Favorite blog posts, August 2014

From the woodwind blogs in August:

NFA 2011: Woodwind doublers roundtable discussion

Here I am at the far left saying something brilliant and witty. Tereasa Payne, Shelley Collins, David Weiss, and Jim Walker look on in wonder and delight.

At this year’s NFA conference, I had the very cool opportunity to be part of a discussion panel about woodwind doubling. The panel was organized by Florida flutist and doubler Tereasa Payne, and moderated by my Delta State colleague Shelley Collins. The panel consisted of me, Tereasa, Hollywood studio great Jim Walker, and David Weiss, who is the ethnic flutes soloist for Broadway’s The Lion King. It was an honor to be included in a group of such stature!

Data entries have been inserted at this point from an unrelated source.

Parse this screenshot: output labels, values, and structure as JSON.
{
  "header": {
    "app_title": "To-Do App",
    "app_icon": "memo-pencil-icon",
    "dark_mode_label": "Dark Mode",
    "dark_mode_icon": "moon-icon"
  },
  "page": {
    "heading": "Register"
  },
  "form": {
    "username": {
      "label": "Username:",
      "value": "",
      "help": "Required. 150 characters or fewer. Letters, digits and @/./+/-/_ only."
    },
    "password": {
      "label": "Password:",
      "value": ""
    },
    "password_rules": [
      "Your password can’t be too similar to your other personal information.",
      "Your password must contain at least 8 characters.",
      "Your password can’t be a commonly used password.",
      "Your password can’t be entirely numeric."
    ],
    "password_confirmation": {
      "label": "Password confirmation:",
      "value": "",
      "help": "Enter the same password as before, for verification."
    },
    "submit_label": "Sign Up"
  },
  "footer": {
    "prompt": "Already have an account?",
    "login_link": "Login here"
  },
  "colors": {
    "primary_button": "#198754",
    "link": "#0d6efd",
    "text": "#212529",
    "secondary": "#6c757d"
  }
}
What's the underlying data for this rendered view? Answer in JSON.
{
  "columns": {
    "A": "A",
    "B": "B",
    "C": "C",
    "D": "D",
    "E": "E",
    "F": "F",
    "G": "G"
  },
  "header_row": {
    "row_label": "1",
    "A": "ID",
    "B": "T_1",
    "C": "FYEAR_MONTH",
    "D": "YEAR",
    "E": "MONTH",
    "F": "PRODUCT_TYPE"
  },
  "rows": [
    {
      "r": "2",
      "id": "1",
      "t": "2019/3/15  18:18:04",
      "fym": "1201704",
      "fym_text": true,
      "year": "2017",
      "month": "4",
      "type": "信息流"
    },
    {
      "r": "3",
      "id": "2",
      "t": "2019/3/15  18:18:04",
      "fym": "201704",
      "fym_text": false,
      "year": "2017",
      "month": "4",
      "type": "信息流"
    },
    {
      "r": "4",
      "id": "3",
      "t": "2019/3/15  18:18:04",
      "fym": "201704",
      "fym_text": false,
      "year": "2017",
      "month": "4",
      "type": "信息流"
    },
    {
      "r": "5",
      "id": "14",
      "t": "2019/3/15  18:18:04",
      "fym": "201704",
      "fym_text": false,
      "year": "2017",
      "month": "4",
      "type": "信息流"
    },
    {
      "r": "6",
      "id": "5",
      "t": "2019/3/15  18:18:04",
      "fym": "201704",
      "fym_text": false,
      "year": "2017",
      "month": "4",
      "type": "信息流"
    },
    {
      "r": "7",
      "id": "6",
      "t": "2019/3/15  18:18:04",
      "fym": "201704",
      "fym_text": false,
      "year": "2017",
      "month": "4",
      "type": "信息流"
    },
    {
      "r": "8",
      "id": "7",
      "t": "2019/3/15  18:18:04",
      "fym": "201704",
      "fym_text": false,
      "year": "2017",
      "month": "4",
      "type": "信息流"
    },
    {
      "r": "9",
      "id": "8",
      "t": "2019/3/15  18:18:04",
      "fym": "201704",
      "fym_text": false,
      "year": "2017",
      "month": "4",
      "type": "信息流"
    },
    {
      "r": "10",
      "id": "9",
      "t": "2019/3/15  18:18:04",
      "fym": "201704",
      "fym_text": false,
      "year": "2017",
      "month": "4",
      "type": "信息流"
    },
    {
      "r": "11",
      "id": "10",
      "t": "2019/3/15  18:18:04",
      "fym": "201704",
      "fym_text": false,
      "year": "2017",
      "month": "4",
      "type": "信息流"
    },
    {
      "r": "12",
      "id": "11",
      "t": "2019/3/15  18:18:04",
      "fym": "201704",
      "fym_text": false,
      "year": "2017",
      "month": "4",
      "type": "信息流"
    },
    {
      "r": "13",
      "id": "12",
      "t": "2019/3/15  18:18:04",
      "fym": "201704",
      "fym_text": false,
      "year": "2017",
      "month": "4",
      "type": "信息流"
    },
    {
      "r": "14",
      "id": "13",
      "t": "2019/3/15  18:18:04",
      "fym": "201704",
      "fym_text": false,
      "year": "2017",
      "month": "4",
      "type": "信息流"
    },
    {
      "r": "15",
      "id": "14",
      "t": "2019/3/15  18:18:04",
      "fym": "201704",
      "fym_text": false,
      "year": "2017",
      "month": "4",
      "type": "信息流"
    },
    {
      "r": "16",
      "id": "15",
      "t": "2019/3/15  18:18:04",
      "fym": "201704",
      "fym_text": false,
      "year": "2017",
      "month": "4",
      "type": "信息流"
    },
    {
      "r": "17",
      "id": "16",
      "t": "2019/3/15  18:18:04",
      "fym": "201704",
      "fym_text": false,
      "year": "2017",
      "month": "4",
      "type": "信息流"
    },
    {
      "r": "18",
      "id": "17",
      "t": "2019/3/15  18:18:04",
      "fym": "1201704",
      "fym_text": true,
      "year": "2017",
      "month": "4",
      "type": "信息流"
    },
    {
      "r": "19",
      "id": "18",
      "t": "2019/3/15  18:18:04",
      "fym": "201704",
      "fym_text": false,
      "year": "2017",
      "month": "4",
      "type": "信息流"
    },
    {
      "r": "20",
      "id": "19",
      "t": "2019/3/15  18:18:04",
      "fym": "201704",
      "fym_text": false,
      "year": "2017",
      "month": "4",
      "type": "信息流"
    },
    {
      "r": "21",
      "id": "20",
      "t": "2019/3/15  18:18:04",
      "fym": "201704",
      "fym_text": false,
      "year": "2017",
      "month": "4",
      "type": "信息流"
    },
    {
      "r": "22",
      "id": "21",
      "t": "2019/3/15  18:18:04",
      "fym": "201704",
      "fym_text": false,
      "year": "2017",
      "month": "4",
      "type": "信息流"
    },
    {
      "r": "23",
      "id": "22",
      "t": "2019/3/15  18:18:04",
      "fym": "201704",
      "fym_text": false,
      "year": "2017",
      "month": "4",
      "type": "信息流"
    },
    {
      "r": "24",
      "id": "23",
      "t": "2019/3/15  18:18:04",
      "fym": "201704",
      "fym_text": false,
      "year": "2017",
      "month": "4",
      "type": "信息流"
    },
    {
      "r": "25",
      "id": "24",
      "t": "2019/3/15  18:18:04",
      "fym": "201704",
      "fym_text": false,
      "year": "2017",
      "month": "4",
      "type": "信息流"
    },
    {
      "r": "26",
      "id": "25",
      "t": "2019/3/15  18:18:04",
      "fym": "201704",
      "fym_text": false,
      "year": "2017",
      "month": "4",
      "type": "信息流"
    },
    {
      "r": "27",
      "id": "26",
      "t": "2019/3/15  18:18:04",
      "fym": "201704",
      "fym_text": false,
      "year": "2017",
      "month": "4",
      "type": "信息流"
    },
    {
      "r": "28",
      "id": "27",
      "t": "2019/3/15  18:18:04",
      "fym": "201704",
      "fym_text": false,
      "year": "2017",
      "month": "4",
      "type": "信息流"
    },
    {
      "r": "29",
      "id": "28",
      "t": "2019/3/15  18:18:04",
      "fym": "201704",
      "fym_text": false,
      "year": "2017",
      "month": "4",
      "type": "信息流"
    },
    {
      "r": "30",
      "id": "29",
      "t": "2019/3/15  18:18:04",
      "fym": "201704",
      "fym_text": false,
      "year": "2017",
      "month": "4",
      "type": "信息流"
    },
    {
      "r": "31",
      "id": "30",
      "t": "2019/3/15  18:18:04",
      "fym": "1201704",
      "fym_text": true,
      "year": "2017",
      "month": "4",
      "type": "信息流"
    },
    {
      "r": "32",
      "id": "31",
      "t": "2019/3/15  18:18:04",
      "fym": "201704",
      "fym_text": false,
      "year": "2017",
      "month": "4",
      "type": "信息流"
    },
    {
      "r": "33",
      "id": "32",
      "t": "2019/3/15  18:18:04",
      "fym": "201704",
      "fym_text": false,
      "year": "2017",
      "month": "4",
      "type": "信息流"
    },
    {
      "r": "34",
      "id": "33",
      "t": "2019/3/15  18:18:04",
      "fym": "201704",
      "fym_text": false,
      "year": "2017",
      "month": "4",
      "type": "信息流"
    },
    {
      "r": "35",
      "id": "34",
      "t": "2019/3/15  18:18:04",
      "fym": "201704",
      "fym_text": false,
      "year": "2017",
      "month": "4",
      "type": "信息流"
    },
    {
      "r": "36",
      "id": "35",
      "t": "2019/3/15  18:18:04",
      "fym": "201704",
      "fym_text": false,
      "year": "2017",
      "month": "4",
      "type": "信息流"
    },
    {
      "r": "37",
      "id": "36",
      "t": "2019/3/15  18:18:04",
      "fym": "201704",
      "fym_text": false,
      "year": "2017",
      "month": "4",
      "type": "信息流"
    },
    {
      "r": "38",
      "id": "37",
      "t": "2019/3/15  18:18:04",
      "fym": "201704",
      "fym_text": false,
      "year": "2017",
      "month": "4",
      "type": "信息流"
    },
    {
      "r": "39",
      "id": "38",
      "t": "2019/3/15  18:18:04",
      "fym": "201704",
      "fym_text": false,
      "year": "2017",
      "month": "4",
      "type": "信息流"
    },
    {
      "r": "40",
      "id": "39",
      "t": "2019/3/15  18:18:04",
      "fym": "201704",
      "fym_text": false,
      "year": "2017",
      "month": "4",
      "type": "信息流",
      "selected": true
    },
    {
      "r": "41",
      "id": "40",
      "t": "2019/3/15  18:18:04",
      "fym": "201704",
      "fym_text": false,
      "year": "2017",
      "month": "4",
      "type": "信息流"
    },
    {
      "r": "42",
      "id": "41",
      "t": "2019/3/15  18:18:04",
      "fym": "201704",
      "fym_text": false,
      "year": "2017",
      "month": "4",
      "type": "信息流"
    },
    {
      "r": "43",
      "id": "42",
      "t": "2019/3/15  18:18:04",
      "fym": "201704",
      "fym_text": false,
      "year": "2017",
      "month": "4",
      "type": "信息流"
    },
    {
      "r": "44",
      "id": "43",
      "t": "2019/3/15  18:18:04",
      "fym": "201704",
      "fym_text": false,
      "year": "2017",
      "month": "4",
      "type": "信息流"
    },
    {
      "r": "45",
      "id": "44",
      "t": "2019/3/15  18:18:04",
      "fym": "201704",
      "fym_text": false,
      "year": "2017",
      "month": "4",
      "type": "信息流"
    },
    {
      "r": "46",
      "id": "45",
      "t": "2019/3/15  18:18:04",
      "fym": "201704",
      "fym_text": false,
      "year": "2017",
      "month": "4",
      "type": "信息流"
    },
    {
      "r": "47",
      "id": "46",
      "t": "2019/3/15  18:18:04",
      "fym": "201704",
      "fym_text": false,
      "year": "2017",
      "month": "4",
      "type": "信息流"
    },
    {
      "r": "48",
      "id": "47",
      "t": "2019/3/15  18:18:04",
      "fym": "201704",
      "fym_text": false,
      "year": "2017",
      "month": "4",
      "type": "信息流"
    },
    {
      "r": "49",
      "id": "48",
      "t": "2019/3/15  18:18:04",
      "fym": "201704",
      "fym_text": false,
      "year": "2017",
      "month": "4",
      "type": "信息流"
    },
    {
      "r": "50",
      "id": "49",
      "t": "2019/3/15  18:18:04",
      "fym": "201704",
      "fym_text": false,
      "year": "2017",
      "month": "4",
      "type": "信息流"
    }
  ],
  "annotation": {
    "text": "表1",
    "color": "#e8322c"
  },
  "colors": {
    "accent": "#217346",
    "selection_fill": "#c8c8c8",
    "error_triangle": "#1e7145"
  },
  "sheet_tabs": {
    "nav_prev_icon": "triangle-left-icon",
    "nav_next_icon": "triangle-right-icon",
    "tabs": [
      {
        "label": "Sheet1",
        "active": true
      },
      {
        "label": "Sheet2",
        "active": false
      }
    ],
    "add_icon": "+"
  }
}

We spoke to a surprisingly large and enthusiastic crowd. At one point Shelley asked for a show of hands by the doublers in the audience, and we were blown away by all the hands that shot up. The audience asked great questions, and many stayed afterward to talk some more. I was delighted to meet several of you personally who read this blog or who have communicated with me by email or on Twitter.

In advance of the panel, Tereasa had prepared some questions for the panelists to think over. I took some notes to organize my thoughts, and I’m providing them here in an edited version. This isn’t a transcript of the live panel, but it should give you an idea of what was talked about, and of my thoughts about some of those topics. Continue reading “NFA 2011: Woodwind doublers roundtable discussion”

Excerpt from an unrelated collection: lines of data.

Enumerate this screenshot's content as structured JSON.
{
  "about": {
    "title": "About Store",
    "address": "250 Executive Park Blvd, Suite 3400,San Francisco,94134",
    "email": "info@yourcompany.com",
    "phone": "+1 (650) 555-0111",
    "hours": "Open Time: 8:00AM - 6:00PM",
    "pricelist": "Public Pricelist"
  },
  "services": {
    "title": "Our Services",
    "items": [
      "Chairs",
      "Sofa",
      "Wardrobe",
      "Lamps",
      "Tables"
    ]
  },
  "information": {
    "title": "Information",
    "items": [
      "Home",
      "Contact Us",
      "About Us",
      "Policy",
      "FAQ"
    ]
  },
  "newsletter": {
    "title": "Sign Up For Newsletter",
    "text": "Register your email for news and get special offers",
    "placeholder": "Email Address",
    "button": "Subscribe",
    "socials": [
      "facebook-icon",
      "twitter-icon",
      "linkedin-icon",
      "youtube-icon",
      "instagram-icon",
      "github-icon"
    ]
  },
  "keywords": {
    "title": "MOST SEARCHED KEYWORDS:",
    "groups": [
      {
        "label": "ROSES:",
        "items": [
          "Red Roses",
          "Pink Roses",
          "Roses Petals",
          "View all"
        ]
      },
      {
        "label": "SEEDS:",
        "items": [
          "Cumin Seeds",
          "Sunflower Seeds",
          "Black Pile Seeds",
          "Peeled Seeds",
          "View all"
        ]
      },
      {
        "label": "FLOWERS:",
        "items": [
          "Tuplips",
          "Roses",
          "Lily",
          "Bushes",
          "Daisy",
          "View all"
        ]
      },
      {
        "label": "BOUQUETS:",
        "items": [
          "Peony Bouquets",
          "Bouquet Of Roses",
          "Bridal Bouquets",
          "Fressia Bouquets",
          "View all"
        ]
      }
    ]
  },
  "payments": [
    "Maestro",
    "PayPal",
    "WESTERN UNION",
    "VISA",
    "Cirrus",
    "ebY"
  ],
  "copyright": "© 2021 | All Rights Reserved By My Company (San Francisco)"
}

Report: National Flute Association Convention 2011

This year was my first time attending the National Flute Association‘s annual convention, held this year in Charlotte, North Carolina.

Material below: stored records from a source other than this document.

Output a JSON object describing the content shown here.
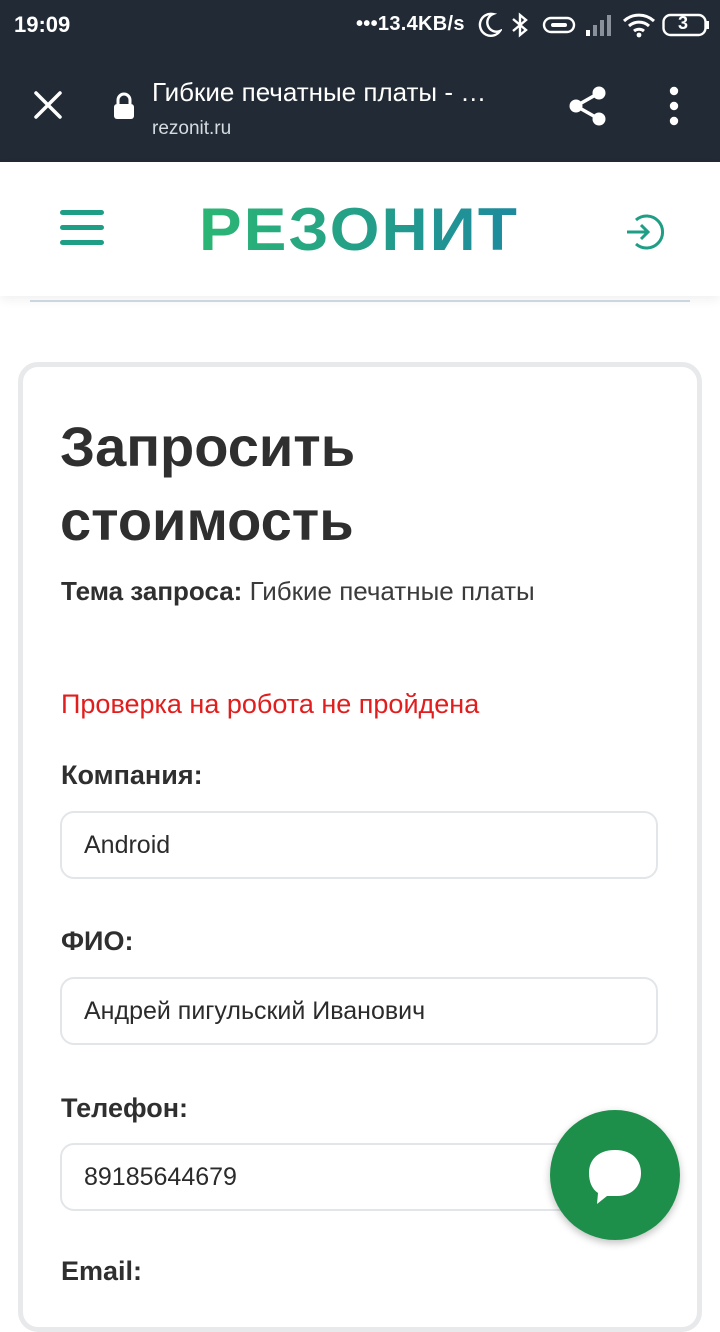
{
  "status_bar": {
    "time": "19:09",
    "network_speed": "13.4KB/s",
    "battery_level": "3",
    "icons": [
      "moon-icon",
      "bluetooth-icon",
      "link-icon",
      "signal-icon",
      "wifi-icon",
      "battery-icon"
    ]
  },
  "browser": {
    "page_title": "Гибкие печатные платы - …",
    "url": "rezonit.ru",
    "icons": [
      "close-icon",
      "lock-icon",
      "share-icon",
      "more-vertical-icon"
    ]
  },
  "site": {
    "logo_text": "РЕЗОНИТ",
    "icons": [
      "menu-icon",
      "login-icon"
    ],
    "accent_color": "#1f9e86",
    "logo_gradient": [
      "#2bb673",
      "#1d8a9e"
    ]
  },
  "form": {
    "title": "Запросить стоимость",
    "subject_label": "Тема запроса:",
    "subject_value": "Гибкие печатные платы",
    "error_text": "Проверка на робота не пройдена",
    "error_color": "#e11d1d",
    "fields": [
      {
        "label": "Компания:",
        "value": "Android"
      },
      {
        "label": "ФИО:",
        "value": "Андрей пигульский Иванович"
      },
      {
        "label": "Телефон:",
        "value": "89185644679"
      },
      {
        "label": "Email:",
        "value": ""
      }
    ]
  },
  "chat_button": {
    "icon": "chat-bubble-icon",
    "color": "#1e8f4a"
  }
}
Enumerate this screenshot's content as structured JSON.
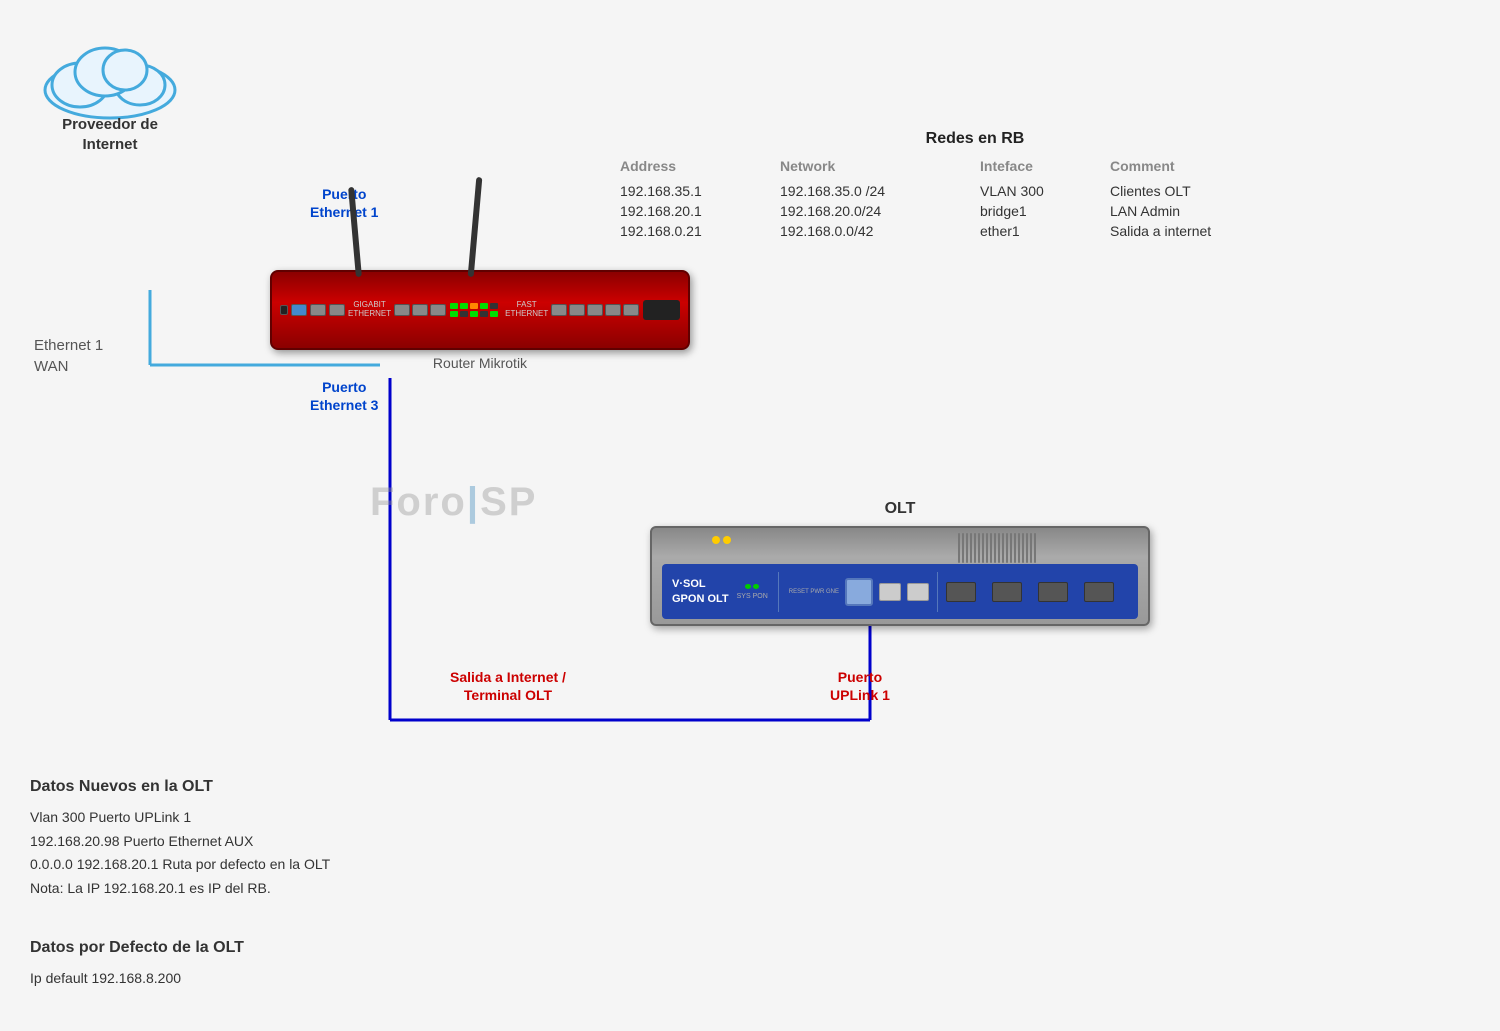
{
  "cloud": {
    "label_line1": "Proveedor de",
    "label_line2": "Internet"
  },
  "router": {
    "label": "Router Mikrotik"
  },
  "olt": {
    "title": "OLT",
    "brand_line1": "V·SOL",
    "brand_line2": "GPON OLT"
  },
  "puertos": {
    "eth1_line1": "Puerto",
    "eth1_line2": "Ethernet 1",
    "eth3_line1": "Puerto",
    "eth3_line2": "Ethernet 3",
    "salida_line1": "Salida a Internet /",
    "salida_line2": "Terminal  OLT",
    "uplink_line1": "Puerto",
    "uplink_line2": "UPLink 1"
  },
  "wan_label": {
    "line1": "Ethernet 1",
    "line2": "WAN"
  },
  "redes": {
    "title": "Redes en RB",
    "headers": [
      "Address",
      "Network",
      "Inteface",
      "Comment"
    ],
    "rows": [
      [
        "192.168.35.1",
        "192.168.35.0 /24",
        "VLAN 300",
        "Clientes OLT"
      ],
      [
        "192.168.20.1",
        "192.168.20.0/24",
        "bridge1",
        "LAN Admin"
      ],
      [
        "192.168.0.21",
        "192.168.0.0/42",
        "ether1",
        "Salida a internet"
      ]
    ]
  },
  "datos_nuevos": {
    "title": "Datos Nuevos en  la OLT",
    "line1": "Vlan 300           Puerto UPLink 1",
    "line2": "192.168.20.98    Puerto Ethernet AUX",
    "line3": "0.0.0.0              192.168.20.1    Ruta  por defecto en la OLT",
    "line4": "Nota: La IP 192.168.20.1 es IP del RB."
  },
  "datos_defecto": {
    "title": "Datos por Defecto de la OLT",
    "line1": "Ip default            192.168.8.200"
  },
  "watermark": "Foro|SP"
}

I’ve been to conferences of all the other major woodwind organizations in the US (IDRS, ICA, NASA), and here are some things that I think the NFA did exceptionally well:

  • Organization and planning. From what I could tell, nearly everything ran smoothly and according to plan.
  • Engaging younger players. There were a number of competitions and masterclasses for high school and college students, and a Saturday “Youth Day” for flutists aged 8-13.
  • Engaging non-professional flutists. My sense is that the NFA has a stronger amateur contingent than the other organizations, and that they are working to ensure its future.
  • Appealing to broad musical interests. In my opinion, the NFA is doing a better job than anyone, including NASA, of integrating jazz into their convention in a serious way, and is integrating historical instruments at least as well as the IDRS. Ethnic flutes also got some good representation. Thursday night’s big feature concert was Baroque flute, and Friday’s was world music. Saturday’s concert was more standard concerto fare, but with a strong jazz representation. Kudos to the NFA for acknowledging that there is life beyond conservatory repertoire lists, and to its members for seeming to genuinely embrace and enjoy the varied offerings.

Like the other major woodwind conferences, the NFA’s is packed with so many events that it’s impossible to get to everything you want to attend. Here are a few personal favorites among the things I saw and heard (in no particular order): Continue reading “Report: National Flute Association Convention 2011”

Woodwind organizations

I recently renewed a few memberships in some of the woodwind-related professional organizations. I like to stay current with as many of these as I can, because I enjoy receiving their publications and attending their conferences whenever possible. Most offer some other benefits like score and book lending libraries, eligibility for a group instrument insurance plan, member directories, and exclusive website content.

Membership is especially useful for woodwind folks in academia—students and professors alike—who are hoping to build their vitae. There are opportunities to publish articles, interviews, reviews, and such in the organizations’ publications, and to perform, present lectures and demonstrations, and participate in competitions and masterclasses at the conferences. Students can usually join the organizations and attend the conferences at significant discounts.

The groups I’m listing below are the major ones that North American woodwind players ought to seriously consider joining. There are others, mainly regional groups, of which I list as many as I’m aware elsewhere on this site (see flute, oboe, clarinet, bassoon, and saxophone organizations). Continue reading “Woodwind organizations”